Aim of the task |
Bring together copies of the lines in the data below that contain the word "Status".

(Entries taken from a collection)
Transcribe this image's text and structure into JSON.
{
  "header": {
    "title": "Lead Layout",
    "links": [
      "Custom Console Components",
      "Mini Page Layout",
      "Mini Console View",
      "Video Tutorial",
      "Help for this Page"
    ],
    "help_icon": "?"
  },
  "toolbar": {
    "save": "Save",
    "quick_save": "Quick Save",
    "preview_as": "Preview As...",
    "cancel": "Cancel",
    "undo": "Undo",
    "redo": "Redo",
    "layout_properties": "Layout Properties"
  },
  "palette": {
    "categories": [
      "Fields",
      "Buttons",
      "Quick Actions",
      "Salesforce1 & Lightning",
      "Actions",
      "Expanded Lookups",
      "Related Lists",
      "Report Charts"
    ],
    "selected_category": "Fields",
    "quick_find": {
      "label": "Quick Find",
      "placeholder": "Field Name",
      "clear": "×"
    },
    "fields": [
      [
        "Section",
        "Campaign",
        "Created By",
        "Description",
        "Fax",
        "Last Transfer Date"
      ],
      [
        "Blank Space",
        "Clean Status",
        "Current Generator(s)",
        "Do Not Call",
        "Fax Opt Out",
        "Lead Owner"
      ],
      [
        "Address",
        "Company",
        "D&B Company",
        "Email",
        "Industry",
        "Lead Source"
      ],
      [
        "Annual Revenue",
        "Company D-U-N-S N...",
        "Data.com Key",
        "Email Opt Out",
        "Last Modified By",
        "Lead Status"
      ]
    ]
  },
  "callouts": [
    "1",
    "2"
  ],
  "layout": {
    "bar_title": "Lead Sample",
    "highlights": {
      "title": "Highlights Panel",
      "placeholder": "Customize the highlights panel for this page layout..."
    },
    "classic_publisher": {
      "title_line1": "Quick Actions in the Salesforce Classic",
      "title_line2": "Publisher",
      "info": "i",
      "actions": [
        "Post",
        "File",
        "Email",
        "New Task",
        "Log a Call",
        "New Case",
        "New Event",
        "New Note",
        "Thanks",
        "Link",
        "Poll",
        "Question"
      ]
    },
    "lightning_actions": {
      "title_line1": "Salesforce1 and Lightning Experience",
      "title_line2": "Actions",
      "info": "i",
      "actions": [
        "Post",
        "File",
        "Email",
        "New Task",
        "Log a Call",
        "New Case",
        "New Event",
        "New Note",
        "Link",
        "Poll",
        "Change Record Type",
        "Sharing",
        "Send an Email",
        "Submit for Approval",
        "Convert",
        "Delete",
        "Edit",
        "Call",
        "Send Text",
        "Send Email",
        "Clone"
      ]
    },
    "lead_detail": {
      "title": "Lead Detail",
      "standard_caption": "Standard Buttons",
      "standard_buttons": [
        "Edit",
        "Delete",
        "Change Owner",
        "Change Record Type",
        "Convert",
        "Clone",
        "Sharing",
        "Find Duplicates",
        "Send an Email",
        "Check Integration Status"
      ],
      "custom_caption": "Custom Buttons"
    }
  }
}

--

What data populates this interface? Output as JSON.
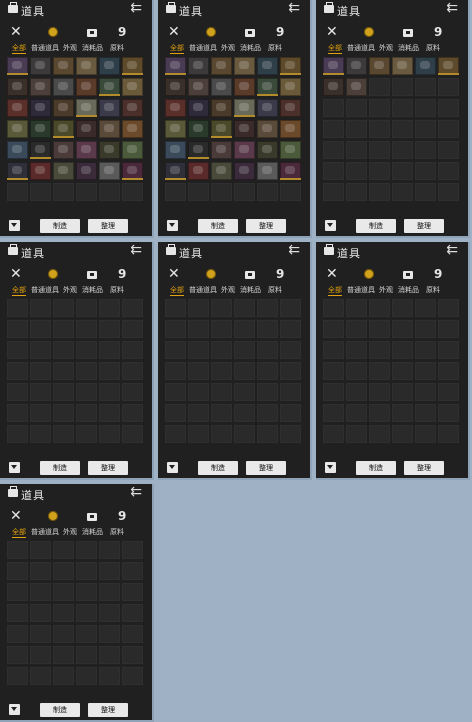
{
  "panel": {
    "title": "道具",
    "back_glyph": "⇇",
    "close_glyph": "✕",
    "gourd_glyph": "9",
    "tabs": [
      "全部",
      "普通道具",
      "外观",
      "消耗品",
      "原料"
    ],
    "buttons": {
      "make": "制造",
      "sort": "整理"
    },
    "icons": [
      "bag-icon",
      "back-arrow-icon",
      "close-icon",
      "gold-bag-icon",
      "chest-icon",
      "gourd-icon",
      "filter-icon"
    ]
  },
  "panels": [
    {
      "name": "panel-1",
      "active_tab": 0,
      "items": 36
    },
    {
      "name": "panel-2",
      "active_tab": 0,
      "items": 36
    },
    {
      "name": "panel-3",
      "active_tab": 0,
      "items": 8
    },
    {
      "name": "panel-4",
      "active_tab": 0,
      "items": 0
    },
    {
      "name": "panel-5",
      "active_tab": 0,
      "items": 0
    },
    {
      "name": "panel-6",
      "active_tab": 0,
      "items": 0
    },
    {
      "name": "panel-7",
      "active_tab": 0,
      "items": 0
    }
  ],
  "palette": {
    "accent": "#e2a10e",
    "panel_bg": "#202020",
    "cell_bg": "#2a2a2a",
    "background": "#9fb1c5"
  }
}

Response area |
        "Clean Status",
        "Lead Status"
        "Check Integration Status"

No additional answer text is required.